Task brief:
How many of the lines below hold the word "developer"? Answer only with the number.

Data section:
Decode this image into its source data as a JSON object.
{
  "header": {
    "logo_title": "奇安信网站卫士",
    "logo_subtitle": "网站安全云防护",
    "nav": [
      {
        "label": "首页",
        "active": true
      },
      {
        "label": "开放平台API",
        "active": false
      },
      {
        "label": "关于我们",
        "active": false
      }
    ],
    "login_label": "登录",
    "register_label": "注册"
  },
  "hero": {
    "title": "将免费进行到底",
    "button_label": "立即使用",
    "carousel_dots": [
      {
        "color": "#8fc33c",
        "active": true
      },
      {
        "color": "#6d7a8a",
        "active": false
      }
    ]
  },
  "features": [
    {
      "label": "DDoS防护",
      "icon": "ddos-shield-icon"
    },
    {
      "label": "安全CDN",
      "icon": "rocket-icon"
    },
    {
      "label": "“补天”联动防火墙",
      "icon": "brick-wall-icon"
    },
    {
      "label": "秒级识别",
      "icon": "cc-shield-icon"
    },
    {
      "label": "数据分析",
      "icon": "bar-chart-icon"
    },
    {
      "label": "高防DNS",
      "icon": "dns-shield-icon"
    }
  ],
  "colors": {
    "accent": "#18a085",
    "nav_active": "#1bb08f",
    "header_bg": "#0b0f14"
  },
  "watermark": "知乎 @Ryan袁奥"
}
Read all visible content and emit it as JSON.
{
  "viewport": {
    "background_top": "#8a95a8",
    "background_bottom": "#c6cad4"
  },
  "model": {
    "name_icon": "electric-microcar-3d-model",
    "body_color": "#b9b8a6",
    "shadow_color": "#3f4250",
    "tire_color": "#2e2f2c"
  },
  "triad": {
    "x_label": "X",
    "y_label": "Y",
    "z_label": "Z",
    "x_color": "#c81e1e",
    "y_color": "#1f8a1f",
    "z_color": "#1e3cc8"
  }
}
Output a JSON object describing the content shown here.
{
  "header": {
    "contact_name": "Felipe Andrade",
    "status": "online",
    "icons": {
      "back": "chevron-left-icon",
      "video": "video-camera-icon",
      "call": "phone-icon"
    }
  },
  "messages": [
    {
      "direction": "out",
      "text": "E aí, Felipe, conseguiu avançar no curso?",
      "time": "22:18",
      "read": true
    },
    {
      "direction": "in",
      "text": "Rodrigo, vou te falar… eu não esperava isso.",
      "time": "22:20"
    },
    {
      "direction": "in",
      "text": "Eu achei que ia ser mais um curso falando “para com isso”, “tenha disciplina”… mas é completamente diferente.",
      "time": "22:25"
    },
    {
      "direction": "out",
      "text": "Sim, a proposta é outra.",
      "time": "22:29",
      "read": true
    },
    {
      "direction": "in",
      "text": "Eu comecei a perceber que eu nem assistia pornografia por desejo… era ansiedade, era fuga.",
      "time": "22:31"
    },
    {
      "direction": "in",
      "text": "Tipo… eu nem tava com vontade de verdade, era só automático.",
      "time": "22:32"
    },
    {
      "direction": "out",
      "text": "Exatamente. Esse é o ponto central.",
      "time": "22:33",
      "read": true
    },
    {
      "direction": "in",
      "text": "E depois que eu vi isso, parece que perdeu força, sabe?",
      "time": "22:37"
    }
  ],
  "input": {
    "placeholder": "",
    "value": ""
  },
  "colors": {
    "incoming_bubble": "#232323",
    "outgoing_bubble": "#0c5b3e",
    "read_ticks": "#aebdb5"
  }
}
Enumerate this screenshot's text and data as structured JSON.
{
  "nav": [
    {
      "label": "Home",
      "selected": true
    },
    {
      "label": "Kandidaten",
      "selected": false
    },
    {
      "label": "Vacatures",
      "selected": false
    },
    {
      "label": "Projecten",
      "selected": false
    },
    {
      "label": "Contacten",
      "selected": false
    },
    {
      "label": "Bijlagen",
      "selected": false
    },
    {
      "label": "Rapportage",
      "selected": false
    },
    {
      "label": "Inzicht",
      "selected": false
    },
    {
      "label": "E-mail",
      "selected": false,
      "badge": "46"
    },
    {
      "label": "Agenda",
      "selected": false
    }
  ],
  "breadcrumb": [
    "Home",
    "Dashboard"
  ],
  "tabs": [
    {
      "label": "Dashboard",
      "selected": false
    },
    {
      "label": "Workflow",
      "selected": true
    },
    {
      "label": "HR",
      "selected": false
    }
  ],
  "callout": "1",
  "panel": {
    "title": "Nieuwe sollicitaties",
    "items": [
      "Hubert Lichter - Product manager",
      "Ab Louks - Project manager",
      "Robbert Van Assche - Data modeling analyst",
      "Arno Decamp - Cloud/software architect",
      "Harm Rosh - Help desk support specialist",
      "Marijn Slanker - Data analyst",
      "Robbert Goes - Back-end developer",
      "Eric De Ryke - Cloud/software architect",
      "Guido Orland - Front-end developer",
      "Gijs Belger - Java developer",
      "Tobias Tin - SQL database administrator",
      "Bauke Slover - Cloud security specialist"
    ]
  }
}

Solution to the problem:
3